To be consistent with my vision of photography, I always use the best natural or artificial lighting to showcase my subjects and highlight colors that would not be visible otherwise. I strive to show as much detail as possible, in order to captivate the audience. I like to show all the details of the scales, skins or shells of marine animals.
The underwater world is unique and magical. It inspires people to dream. In my photographs, I try to show all the beauty of this world, because it needs our protection.
A Very Fragile World
To describe and demonstrate the fragility of this environment which so few people know, I chose photography. One look at a photo is enough to convince an audience of the wide variety of species, the beautiful sceneries and the unique character of the lights found under the sea. Underwater photography allows me to capture moments of surprising beauty that I can share with others, whether they are divers or not, once I am back on land.

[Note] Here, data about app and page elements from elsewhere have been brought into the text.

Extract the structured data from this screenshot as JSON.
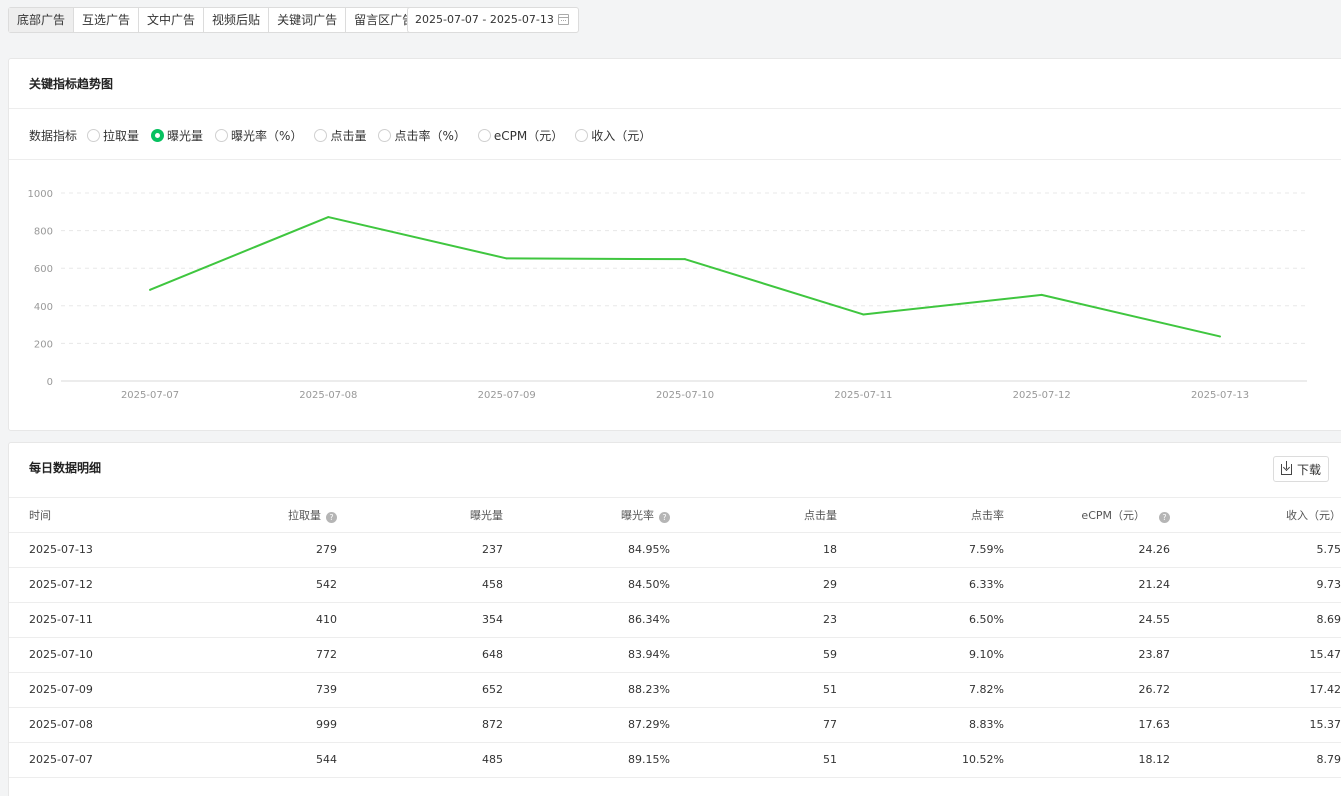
{
  "tabs": [
    "底部广告",
    "互选广告",
    "文中广告",
    "视频后贴",
    "关键词广告",
    "留言区广告"
  ],
  "active_tab": 0,
  "date_range": "2025-07-07 - 2025-07-13",
  "trend": {
    "title": "关键指标趋势图",
    "metric_label": "数据指标",
    "metrics": [
      "拉取量",
      "曝光量",
      "曝光率（%）",
      "点击量",
      "点击率（%）",
      "eCPM（元）",
      "收入（元）"
    ],
    "selected_metric": 1
  },
  "chart_data": {
    "type": "line",
    "x": [
      "2025-07-07",
      "2025-07-08",
      "2025-07-09",
      "2025-07-10",
      "2025-07-11",
      "2025-07-12",
      "2025-07-13"
    ],
    "series": [
      {
        "values": [
          485,
          872,
          652,
          648,
          354,
          458,
          237
        ]
      }
    ],
    "ylim": [
      0,
      1000
    ],
    "yticks": [
      0,
      200,
      400,
      600,
      800,
      1000
    ],
    "grid": true,
    "color": "#3fc63f"
  },
  "daily": {
    "title": "每日数据明细",
    "download_label": "下载",
    "columns": [
      "时间",
      "拉取量",
      "曝光量",
      "曝光率",
      "点击量",
      "点击率",
      "eCPM（元）",
      "收入（元）"
    ],
    "rows": [
      [
        "2025-07-13",
        "279",
        "237",
        "84.95%",
        "18",
        "7.59%",
        "24.26",
        "5.75"
      ],
      [
        "2025-07-12",
        "542",
        "458",
        "84.50%",
        "29",
        "6.33%",
        "21.24",
        "9.73"
      ],
      [
        "2025-07-11",
        "410",
        "354",
        "86.34%",
        "23",
        "6.50%",
        "24.55",
        "8.69"
      ],
      [
        "2025-07-10",
        "772",
        "648",
        "83.94%",
        "59",
        "9.10%",
        "23.87",
        "15.47"
      ],
      [
        "2025-07-09",
        "739",
        "652",
        "88.23%",
        "51",
        "7.82%",
        "26.72",
        "17.42"
      ],
      [
        "2025-07-08",
        "999",
        "872",
        "87.29%",
        "77",
        "8.83%",
        "17.63",
        "15.37"
      ],
      [
        "2025-07-07",
        "544",
        "485",
        "89.15%",
        "51",
        "10.52%",
        "18.12",
        "8.79"
      ]
    ]
  }
}
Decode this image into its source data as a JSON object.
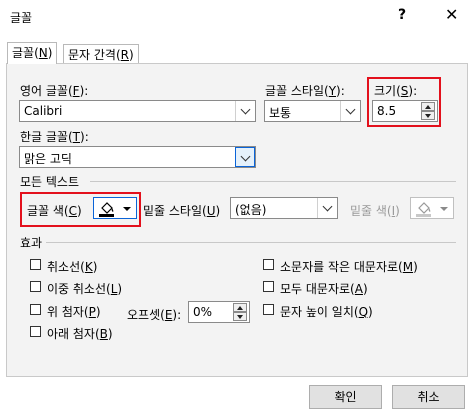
{
  "window": {
    "title": "글꼴",
    "help_glyph": "?",
    "close_glyph": "✕"
  },
  "tabs": [
    {
      "label_prefix": "글꼴(",
      "key": "N",
      "label_suffix": ")"
    },
    {
      "label_prefix": "문자 간격(",
      "key": "R",
      "label_suffix": ")"
    }
  ],
  "latin_font": {
    "label_prefix": "영어 글꼴(",
    "key": "F",
    "label_suffix": "):",
    "value": "Calibri"
  },
  "font_style": {
    "label_prefix": "글꼴 스타일(",
    "key": "Y",
    "label_suffix": "):",
    "value": "보통"
  },
  "size": {
    "label_prefix": "크기(",
    "key": "S",
    "label_suffix": "):",
    "value": "8.5"
  },
  "asian_font": {
    "label_prefix": "한글 글꼴(",
    "key": "T",
    "label_suffix": "):",
    "value": "맑은 고딕"
  },
  "all_text": {
    "section_title": "모든 텍스트",
    "font_color": {
      "label_prefix": "글꼴 색(",
      "key": "C",
      "label_suffix": ")",
      "swatch_color": "#000000"
    },
    "underline_style": {
      "label_prefix": "밑줄 스타일(",
      "key": "U",
      "label_suffix": ")",
      "value": "(없음)"
    },
    "underline_color": {
      "label_prefix": "밑줄 색(",
      "key": "I",
      "label_suffix": ")"
    }
  },
  "effects": {
    "section_title": "효과",
    "left": [
      {
        "label_prefix": "취소선(",
        "key": "K",
        "label_suffix": ")"
      },
      {
        "label_prefix": "이중 취소선(",
        "key": "L",
        "label_suffix": ")"
      },
      {
        "label_prefix": "위 첨자(",
        "key": "P",
        "label_suffix": ")"
      },
      {
        "label_prefix": "아래 첨자(",
        "key": "B",
        "label_suffix": ")"
      }
    ],
    "right": [
      {
        "label_prefix": "소문자를 작은 대문자로(",
        "key": "M",
        "label_suffix": ")"
      },
      {
        "label_prefix": "모두 대문자로(",
        "key": "A",
        "label_suffix": ")"
      },
      {
        "label_prefix": "문자 높이 일치(",
        "key": "Q",
        "label_suffix": ")"
      }
    ],
    "offset": {
      "label_prefix": "오프셋(",
      "key": "E",
      "label_suffix": "):",
      "value": "0%"
    }
  },
  "buttons": {
    "ok": "확인",
    "cancel": "취소"
  },
  "colors": {
    "highlight_red": "#e3101c",
    "focus_blue": "#0a64d8",
    "panel_bg": "#f3f3f3"
  }
}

The number large of species is important in maintaining the ocean’s delicate ecological balance, and their population density is impressive. The scenery is breathtaking. It is impossible to say how many times I have remained suspended contemplating coral colonies that had taken possession of a place. I always experience the same indescribable emotions whenever I dive.
A Truly Three-Dimensional World
Underwater, I can move in three dimensions in a way which is impossible on land. I can go in every possible direction. I can even comfortably stay upside down. But human physiology limits the amount of time I can spend underwater. I cannot stay underwater for more than one hour with a standard diving tank. I have always wanted to preserve the scenes which I see underwater so that I can enjoy them and share them with others on land.
Underwater Wildlife and Seascapes
In my underwater photography, I always show marine animals as a part of their environments. This gives my audiences a better idea of what the underwater world is really like. As with wildlife photography on land, I have developed my own approach: environmental wildlife photography. When I take a picture, I keep the subject in balance with its environment. They are both important parts of the photograph.
Seascapes are often formed by corals, which are, in fact, animals. They can colonize entire sections of an underwater drop-off. Their colors seem to sparkle and they give a unique texture to scenes which is only found in the underwater world. In some cold or temperate regions, corals are replaced by kelp forests. The emotions which I feel when I swim in these underwater forests are comparable to those which I experience in the undergrowth of a forest on land.